I suspect that Steve's more unpleasant attributes as a human being may have been required in order to achieve what he achieved in business. Business is not all fun and games, and if you can't be ruthless and abrasive when required, chances are you will not achieve the level of business success that Steve Job's did. Very few will. And very few have the vision and intelligence of a Steve Jobs so I'm reluctant to promote the dark side that Steve Jobs seemed to effectively weld in achieving company goals. I do, however, think that business leaders need to be able to summon their personal dark side to deal with goals that are not being met, employees that are not performing up to par, and business relationships that are not working out. Steve dealt with these issues decisively and in no uncertain terms by summoning his dark side, where most others would be less nasty and clearly confrontational - and perhaps less effective?
Posted on September 27, 2012 @ 09:32:00 PM by Paul Meagher
Reading the Steven Jobs biography. About 50 or so pages into it. Good
read so far.
Mostly reading about Jobs' intense search for spiritual meaning in his formative years, or at least up til about 20 years of age or so - difficult to tell sometimes because the cronology is not always evident in the narrative.
One point of interest for me so far was Jobs' early intellectual recognition of a distinction between analytical mode and intuitive modes of understanding. Jobs felt it was actually more important to cultivate the intuitive mode of thinking than the analytical mode which he felt was more dominant in North American society than Indian society (the main lesson he took from his 7 or so months in India looking for enlightenment).
Meditation, Zen, drugs, and extreme diets were some of the early tools that Jobs used to cultivate his intuitive side (I haven't read that far into the book so can't say more at this point). He was also passionate about
electronics during his formative years so his analytical side was sufficiently well fed that the importance of cultivating his intuitive side may have been obvious to him. His analytical mode was also his more tempermental mode (think anger management level) so some Zen mode served him well early on and throughout his life.

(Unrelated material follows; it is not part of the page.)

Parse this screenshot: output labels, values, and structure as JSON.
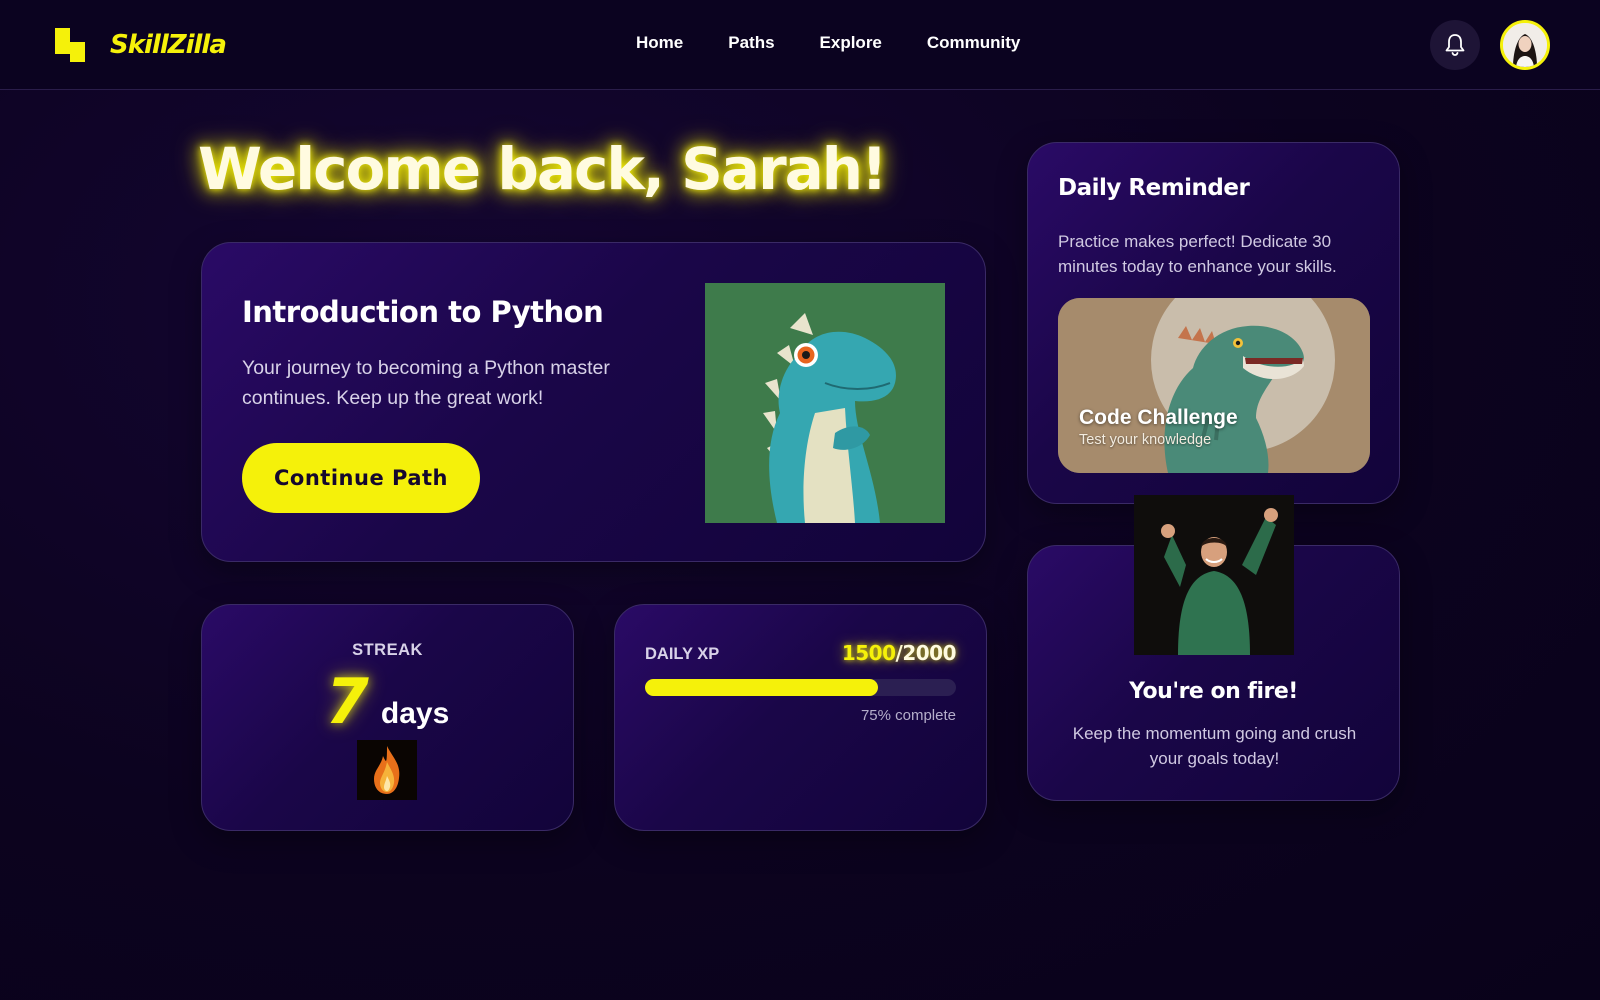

The point I wish to make from this discussion is that the analytical/intuitive distinction is recognized in commonsense, spiritual, and scientific literature (Kahneman's thinking fast and slow) so perhaps there is some truth to it. Given the existence of these modes, we can ask the question about the relative importance of each mode in the roles of those involved in a startup. In many ways it is a false rivalry because the issue is not whether one or the other mode is better but, probably, how to successfully intergate both modes in all who are involved so as to drive innovation at the rate it needs to be fed. I expect the book to continue to explore this theme.